-------- Given data

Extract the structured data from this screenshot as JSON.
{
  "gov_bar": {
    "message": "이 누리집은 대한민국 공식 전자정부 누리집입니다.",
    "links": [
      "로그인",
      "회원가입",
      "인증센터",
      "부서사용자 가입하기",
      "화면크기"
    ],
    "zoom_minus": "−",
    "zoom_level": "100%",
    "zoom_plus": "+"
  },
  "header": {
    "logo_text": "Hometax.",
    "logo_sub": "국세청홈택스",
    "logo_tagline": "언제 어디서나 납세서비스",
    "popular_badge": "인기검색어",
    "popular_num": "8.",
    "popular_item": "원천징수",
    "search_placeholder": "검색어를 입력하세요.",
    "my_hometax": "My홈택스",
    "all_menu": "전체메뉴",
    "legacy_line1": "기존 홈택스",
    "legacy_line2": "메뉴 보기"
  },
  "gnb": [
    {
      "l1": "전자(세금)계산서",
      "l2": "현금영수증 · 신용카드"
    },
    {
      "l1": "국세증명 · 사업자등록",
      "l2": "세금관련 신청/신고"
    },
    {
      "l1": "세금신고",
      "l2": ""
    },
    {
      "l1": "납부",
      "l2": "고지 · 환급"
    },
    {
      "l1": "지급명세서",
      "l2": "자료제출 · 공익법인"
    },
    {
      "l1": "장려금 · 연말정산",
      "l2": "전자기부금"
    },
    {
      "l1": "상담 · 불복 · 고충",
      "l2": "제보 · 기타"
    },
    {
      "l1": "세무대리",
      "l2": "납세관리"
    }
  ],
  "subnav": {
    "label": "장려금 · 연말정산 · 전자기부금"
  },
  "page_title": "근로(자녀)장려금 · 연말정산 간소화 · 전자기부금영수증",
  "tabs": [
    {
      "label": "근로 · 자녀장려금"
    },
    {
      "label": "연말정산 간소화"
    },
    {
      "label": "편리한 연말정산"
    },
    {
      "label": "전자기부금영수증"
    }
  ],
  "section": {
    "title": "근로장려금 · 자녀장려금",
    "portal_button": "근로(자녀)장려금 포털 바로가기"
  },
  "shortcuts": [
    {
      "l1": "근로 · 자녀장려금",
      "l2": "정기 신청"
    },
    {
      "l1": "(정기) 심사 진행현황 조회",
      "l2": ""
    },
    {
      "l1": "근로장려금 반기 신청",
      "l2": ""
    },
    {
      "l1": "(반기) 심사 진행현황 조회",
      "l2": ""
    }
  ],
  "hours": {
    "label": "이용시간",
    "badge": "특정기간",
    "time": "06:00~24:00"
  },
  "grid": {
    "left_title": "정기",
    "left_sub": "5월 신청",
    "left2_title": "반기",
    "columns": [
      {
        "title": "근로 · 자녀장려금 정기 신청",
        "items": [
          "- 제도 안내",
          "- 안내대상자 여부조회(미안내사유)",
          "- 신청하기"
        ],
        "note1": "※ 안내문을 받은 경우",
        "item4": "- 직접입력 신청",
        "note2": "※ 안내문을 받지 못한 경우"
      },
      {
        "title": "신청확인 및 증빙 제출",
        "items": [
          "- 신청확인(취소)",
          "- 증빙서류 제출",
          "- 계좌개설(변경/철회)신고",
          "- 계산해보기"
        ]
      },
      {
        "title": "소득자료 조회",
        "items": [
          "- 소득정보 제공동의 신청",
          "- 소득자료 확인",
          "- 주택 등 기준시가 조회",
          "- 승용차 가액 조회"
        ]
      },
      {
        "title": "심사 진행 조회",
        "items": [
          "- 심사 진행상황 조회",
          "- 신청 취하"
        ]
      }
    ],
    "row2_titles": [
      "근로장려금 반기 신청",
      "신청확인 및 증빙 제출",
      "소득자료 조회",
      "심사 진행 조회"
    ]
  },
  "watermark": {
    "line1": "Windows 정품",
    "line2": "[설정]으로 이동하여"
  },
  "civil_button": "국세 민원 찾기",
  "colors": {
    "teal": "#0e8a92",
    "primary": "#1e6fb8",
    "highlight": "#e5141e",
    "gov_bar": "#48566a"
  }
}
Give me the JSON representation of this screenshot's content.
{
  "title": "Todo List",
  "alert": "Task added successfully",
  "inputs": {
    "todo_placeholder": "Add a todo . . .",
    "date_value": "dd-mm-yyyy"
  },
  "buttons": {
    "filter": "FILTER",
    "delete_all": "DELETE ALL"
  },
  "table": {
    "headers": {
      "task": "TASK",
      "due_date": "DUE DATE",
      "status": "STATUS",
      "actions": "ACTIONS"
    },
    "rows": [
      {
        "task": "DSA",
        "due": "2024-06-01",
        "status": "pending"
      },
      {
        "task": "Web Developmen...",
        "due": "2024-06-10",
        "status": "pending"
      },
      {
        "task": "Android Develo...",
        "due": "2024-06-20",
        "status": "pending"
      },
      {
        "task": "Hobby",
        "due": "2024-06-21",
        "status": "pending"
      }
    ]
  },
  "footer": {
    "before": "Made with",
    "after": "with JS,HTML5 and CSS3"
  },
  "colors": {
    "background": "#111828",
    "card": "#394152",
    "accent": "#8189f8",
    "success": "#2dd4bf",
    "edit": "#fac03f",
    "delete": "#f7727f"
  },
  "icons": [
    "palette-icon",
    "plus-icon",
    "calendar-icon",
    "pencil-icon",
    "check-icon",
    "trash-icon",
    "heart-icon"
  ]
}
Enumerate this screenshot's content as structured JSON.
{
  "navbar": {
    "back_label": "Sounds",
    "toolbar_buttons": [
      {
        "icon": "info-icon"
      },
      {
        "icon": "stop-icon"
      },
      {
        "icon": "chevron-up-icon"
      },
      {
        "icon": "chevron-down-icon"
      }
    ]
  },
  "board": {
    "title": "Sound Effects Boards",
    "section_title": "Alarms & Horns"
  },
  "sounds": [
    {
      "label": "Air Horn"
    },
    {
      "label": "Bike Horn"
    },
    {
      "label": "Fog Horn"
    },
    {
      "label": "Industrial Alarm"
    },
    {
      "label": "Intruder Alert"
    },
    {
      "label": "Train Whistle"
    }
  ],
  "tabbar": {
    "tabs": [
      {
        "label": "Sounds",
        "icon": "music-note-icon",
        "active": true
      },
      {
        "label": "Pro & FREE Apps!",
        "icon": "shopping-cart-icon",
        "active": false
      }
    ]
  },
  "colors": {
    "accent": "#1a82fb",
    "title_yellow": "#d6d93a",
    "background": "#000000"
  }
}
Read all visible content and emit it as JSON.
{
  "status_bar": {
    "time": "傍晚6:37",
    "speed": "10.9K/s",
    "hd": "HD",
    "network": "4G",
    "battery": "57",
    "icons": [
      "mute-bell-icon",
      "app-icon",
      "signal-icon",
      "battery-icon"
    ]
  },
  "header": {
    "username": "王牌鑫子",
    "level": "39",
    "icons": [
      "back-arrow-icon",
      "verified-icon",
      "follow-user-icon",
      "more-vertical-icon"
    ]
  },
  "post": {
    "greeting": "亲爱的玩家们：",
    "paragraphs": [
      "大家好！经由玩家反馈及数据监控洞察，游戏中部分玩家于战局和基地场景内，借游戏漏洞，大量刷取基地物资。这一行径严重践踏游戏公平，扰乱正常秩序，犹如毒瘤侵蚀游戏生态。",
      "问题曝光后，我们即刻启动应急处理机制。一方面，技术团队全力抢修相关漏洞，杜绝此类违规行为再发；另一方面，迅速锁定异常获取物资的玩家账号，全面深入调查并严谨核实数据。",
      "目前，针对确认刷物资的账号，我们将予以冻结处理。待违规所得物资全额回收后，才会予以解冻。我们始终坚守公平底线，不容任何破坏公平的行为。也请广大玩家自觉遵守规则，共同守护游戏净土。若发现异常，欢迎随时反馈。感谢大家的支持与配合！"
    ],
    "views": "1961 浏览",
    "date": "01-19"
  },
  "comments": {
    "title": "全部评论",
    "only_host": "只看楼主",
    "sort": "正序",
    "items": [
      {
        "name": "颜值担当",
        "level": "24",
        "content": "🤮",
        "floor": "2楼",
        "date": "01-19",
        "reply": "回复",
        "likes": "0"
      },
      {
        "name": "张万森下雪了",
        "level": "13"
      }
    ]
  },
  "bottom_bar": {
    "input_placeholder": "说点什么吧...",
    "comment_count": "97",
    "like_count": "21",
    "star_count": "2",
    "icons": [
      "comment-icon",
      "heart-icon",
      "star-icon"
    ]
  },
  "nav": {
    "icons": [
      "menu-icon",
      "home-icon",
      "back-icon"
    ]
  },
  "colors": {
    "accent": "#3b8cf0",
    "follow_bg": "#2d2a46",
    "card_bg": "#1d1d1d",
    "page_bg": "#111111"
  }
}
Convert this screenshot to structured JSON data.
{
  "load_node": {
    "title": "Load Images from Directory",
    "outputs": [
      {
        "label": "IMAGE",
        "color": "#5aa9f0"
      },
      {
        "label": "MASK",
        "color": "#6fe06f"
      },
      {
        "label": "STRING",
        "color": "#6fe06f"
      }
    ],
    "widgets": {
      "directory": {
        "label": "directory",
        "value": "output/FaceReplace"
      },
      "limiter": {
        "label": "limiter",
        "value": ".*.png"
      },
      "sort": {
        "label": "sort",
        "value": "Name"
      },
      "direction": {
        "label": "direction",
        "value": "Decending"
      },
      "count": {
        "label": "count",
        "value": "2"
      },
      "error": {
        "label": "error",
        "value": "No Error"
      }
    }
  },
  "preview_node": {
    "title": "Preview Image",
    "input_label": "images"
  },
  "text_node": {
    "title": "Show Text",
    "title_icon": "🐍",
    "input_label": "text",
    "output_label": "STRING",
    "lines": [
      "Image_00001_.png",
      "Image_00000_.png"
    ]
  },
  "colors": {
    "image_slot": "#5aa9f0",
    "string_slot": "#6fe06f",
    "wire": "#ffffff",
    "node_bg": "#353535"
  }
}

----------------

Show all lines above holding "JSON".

## Result of the exercise:
Extract the structured data from this screenshot as JSON.
Give me the JSON representation of this screenshot's content.
Enumerate this screenshot's content as structured JSON.
Read all visible content and emit it as JSON.
Convert this screenshot to structured JSON data.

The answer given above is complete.